We think the motion should be overruled. Referring to the impounding order it will be seen that the Government was not one of those for whom the use of the exhibits was reserved. It, therefore, had no rights under the order. Its rights — or, it is more accurate to say, its powers — were of different origin, were governmental, and would affect Perlman by their exercise. We think, therefore, that he could intervene to oppose and urge in opposition property and constitutional rights and their sanctions. His petition was in effect independent and did not lose its character by being entitled in the equity suit.
The second contention of the Government is somewhat
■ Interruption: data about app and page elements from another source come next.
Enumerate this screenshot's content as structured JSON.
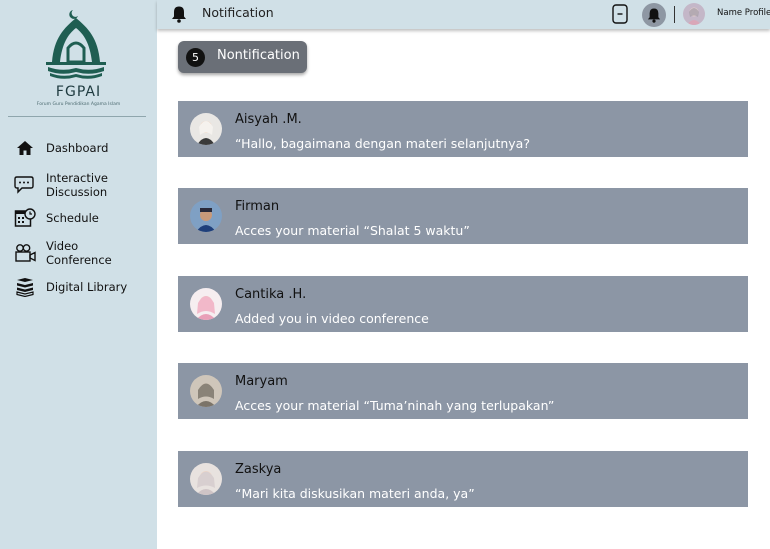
{
  "brand": {
    "name": "FGPAI",
    "tagline": "Forum Guru Pendidikan Agama Islam"
  },
  "sidebar": {
    "items": [
      {
        "label": "Dashboard",
        "icon": "home-icon"
      },
      {
        "label": "Interactive Discussion",
        "icon": "chat-bubbles-icon"
      },
      {
        "label": "Schedule",
        "icon": "calendar-clock-icon"
      },
      {
        "label": "Video Conference",
        "icon": "video-camera-icon"
      },
      {
        "label": "Digital Library",
        "icon": "books-icon"
      }
    ]
  },
  "topbar": {
    "title": "Notification",
    "profile_name": "Name Profile"
  },
  "notifications_button": {
    "count": "5",
    "label": "Nontification"
  },
  "notifications": [
    {
      "name": "Aisyah .M.",
      "message": "“Hallo, bagaimana dengan materi selanjutnya?"
    },
    {
      "name": "Firman",
      "message": "Acces your material “Shalat 5 waktu”"
    },
    {
      "name": "Cantika .H.",
      "message": "Added you in video conference"
    },
    {
      "name": " Maryam",
      "message": "Acces your material “Tuma’ninah yang terlupakan”"
    },
    {
      "name": "Zaskya",
      "message": "“Mari kita diskusikan materi anda, ya”"
    }
  ],
  "colors": {
    "sidebar_bg": "#d0e0e7",
    "card_bg": "#8c96a5",
    "brand_green": "#1f5e52"
  }
}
On the merits the case is rather unique. Perlman contends that the proposed use by the United States before the grand jury of the exhibits as a basis for an indictment against him constitutes an unreasonable seizure and makes of him a compulsory witness against himself, in violation of the Fourth and Fifth Amendments. In other words, he claims the same sanctuary for the exhibits in the hands of the court as though they were in his hands and had never been published or delivered to the world. For this he invokes certain principles and cases. The principles are well established. They are paraphrases of the Constitution, giving it in cases a more precise specialization. They preclude, of course, compulsion, either upon the individual or, under some circumstances, his property; nor is it a condition or part of compulsion that there be an actual entry upon premises, an actual search and seizure. The principles preclude as well the extortion of testimony or detrimental inferences from silence or refusals to testify.
The incidences of the cases in which the principles were declared do not help Perlman. In all of them there was force or threats or trespass upon property, some invasion of privacy or governmental extortion. In Boyd v. United States, 116 U.S. 616, there was an order of the court requiring the production of private books, invoices and papers, the alternative of refusal being that their character as asserted by counsel should be taken as confessed. In Counselman v. Hitchcock, 142 U.S. 547, there was an effort to compel a witness to disclose circumstances which might be
There was again exposition of them and use as evidence in Perlman Rim Co. v. Firestone Tire & Rubber Co. In that case, it is true, Perlman was not nominally a party, but he was interested in the suit and its success. His patent depended upon it. They were part of his evidence, necessary supports and illustrations of it, as much, therefore, a part of his testimony as his spoken word, as much a part of the records of the court as the stenographer's notes. Their tangibility did not change their character as evidence. Indeed, it gave emphasis to the notes and
But Perlman insists that he owned the exhibits and appears to contend that his ownership exempted them from any use by the Government without his consent. The extent of the insistence is rather elusive of measurement. It seems to be that the owner of property must be considered as having a constructive possession of it wherever it be and in whosesoever hands it be, and it is always, therefore, in a kind of asylum of constitutional privilege. And to be of avail the contention must be pushed to this extreme. It is opposed, however, by all the cited cases. They, as we have said, make the criterion of immunity not the ownership of property but the "physical or moral compulsion" exerted.
As we have seen, Perlman delivered the exhibits to publicity, made them the means of advantage. They, for the purposes of justice, were taken from his possession and volition into the control and custody of the court. Upon formal motion they were released for the use of the Government, a use as meritorious in consideration as that which determined the ruling in Ex parte Uppercu, 239 U.S. 435.